Benjamin Scheuer rewriting himself
For Benjamin Scheuer, the message his music embodies is more important than the mathematical form. That's not to say that his music doesn't have a strong conception of form, but the musicians are allowed their freedom within it. In the room of his oeuvre, one corner is devoted to Überzeichnungen, or the ‘re-writing’ of other music. In that corner, a pile of solo works and chamber music for live-instruments and tape steadily accumulates. That last – tape – is an important aspect. ‘Musicians converse with pre-recorded soundfiles in which they often play the same piece in an older version’, Scheuer explains. ‘The pieces were composed in several steps, in each of which the preceding stage was overwritten with new material.’ He builds his Überzeichnungen III up in layers, like a cake, in which 'the former layer still shimmers through the music'; he takes fragments from earlier movements from the same series and drapes new music over them.
‘We are able to listen to different stages of the development of the same material at the same time. Sometimes we hear an idea still in its first raw shape and at other times the sections of the music are a result of multiple layering and filtration.’

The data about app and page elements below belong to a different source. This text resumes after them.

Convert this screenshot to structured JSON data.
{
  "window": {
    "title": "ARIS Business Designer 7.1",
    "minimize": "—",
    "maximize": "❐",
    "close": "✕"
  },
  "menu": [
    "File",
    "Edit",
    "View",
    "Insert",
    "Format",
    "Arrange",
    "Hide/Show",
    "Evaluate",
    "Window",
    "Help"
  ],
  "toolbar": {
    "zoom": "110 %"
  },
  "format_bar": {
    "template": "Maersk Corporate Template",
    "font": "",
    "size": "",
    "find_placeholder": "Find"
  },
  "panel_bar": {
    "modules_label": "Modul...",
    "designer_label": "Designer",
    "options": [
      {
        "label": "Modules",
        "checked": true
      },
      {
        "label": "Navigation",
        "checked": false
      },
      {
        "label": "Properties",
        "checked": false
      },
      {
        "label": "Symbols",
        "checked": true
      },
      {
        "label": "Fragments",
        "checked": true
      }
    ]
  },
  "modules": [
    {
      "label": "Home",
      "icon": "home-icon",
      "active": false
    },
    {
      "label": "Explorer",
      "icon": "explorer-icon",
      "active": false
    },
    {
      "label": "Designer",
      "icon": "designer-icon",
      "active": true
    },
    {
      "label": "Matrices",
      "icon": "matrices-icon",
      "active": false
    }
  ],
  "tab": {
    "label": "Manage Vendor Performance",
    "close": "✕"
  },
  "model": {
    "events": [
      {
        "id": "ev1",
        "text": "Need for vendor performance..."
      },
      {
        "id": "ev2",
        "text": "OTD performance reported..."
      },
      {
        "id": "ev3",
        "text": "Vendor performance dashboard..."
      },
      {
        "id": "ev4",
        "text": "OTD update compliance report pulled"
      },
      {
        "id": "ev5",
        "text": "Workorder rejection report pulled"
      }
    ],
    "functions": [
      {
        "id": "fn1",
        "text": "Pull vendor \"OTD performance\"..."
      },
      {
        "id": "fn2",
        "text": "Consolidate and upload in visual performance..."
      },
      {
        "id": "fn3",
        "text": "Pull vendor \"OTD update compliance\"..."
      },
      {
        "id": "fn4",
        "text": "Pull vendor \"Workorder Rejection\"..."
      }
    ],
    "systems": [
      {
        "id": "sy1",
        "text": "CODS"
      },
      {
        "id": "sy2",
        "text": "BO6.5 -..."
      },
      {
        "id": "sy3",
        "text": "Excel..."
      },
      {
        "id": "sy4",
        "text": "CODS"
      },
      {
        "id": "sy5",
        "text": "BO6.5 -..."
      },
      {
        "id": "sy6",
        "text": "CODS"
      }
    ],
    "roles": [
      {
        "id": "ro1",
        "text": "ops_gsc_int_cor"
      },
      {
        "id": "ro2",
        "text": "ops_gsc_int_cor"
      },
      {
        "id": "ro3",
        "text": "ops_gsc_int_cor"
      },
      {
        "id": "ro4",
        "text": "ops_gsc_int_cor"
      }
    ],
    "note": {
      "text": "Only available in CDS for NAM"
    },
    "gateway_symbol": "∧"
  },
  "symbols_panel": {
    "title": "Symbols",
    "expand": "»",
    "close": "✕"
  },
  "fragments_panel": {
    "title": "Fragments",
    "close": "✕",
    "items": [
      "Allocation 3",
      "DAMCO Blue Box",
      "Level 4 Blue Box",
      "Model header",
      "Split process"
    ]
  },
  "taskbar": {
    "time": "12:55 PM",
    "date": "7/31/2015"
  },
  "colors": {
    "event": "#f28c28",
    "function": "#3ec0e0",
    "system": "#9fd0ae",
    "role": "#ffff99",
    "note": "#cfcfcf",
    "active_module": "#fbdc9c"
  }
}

The reflections on earlier work can be seen in a brief quote from Scheuer's piano trio Werkstatt, which had its premier on 25 January 2012 in Hamburg, played by the Saguaro Trio. [...]
In reference books of 'Wichtige Wörter', 'Überzeichnungen' is assigned a range of meanings, including 'the exaggeration which is typical of the caricature'. Scheuer correctly identifies that element of caricature as a regularly returning aspect of his work. The musicians imitate the sound of a humming top in Überzeichnungen III and use 'the harmonic characteristics and timbre as the basis for new material', as he explains. A constantly developing organic structure is the result, in which the sound of the humming top, so illustrious here in the Netherlands, marks beginning and end of each cycle. Hence the subtitle 'Circles'.